In late April, Komodo Health, a health care technology company, analyzed the billing records of 320 million U.S. patients. Not surprisingly, it found that the steepest declines in cancer screenings have occurred in coronavirus hot spots like New York, Massachusetts and California, although testing is down significantly nationwide.
"We've spent the last 30 years building up a health care system that's designed to screen and treat chronic disease, and then we shut down the whole thing in a matter of days, in some cases,” says Arif Nathoo, Komodo Health cofounder and chief executive. “Diagnostic screenings are down, new diagnoses are down, even monitoring of already diagnosed cancer patients is down. People are more afraid of the virus than they are afraid of cancer."
Kathleen Gundry, director of the Department of Breast Imaging at Grady Memorial Hospital in Atlanta, says her group went from doing a thousand mammograms and other screenings every month to cutting all appointments except for tests to confirm a diagnosis of breast cancer. That's a lot of people to try to fit back into the schedule starting this month, as routine screenings resume.
"This is the problem that everybody is talking about. We can't properly clean the exam rooms and social distance, especially in the waiting areas, without seeing fewer patients per day,” she says.

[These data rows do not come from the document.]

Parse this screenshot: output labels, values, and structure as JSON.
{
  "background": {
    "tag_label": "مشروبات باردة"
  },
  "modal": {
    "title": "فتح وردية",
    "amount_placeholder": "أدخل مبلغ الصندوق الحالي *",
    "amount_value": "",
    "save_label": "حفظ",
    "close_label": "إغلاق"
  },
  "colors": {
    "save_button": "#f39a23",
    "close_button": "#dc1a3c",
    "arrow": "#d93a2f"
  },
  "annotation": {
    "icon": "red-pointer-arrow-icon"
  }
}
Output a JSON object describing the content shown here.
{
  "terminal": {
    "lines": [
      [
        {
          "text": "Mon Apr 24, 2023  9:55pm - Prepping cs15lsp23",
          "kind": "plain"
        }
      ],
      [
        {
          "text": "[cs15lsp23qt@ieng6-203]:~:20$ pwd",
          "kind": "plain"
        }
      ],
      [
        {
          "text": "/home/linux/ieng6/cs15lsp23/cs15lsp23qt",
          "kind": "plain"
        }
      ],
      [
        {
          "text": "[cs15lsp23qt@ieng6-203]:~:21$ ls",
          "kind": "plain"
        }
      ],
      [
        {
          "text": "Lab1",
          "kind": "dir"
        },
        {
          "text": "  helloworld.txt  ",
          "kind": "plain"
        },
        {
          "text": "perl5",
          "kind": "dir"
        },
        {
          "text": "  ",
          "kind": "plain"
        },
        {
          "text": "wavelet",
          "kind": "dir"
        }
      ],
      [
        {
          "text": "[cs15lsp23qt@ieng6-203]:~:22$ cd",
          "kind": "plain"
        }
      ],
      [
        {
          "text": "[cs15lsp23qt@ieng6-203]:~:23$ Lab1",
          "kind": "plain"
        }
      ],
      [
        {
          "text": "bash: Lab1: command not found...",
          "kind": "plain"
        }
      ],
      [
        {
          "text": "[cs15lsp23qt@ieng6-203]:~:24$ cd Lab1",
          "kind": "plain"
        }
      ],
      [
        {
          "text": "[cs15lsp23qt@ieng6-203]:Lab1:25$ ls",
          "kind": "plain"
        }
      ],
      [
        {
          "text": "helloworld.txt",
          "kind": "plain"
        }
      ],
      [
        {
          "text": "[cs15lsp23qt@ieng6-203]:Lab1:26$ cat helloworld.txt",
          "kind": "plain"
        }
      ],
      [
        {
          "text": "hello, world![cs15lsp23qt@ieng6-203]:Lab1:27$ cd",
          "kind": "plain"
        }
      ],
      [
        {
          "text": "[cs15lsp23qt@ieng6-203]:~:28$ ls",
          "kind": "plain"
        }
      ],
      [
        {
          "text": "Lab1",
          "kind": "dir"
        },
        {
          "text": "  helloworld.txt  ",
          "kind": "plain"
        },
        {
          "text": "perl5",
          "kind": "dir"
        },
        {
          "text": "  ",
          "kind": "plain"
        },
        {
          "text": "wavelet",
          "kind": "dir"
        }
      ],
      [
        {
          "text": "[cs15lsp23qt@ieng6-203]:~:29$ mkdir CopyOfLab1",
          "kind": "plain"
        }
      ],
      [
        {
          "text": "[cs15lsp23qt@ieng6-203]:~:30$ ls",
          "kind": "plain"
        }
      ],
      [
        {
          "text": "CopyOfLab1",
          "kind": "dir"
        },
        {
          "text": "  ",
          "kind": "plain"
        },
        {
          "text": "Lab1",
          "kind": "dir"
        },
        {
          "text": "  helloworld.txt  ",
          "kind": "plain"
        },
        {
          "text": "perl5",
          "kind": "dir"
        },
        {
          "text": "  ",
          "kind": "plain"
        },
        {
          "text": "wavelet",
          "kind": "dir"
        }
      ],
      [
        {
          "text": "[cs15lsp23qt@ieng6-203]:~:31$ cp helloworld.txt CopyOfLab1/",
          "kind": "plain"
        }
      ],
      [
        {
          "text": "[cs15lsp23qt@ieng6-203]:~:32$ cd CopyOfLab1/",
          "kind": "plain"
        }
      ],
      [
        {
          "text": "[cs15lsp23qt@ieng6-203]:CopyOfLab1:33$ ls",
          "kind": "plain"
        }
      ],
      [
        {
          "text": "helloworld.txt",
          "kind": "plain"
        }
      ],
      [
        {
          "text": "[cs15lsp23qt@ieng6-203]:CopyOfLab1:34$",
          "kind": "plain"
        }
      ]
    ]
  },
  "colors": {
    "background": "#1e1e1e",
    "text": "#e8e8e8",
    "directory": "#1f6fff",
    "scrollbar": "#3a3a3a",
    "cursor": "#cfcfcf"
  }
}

She's also concerned about protecting her staff. “I'm a radiologist, I'm looking at films. I don't have a ton of interaction with patients, but my technologists are basically giving patients hugs [while positioning them for mammograms]. There's a lot of close contact and a lot of potential exposure for them.”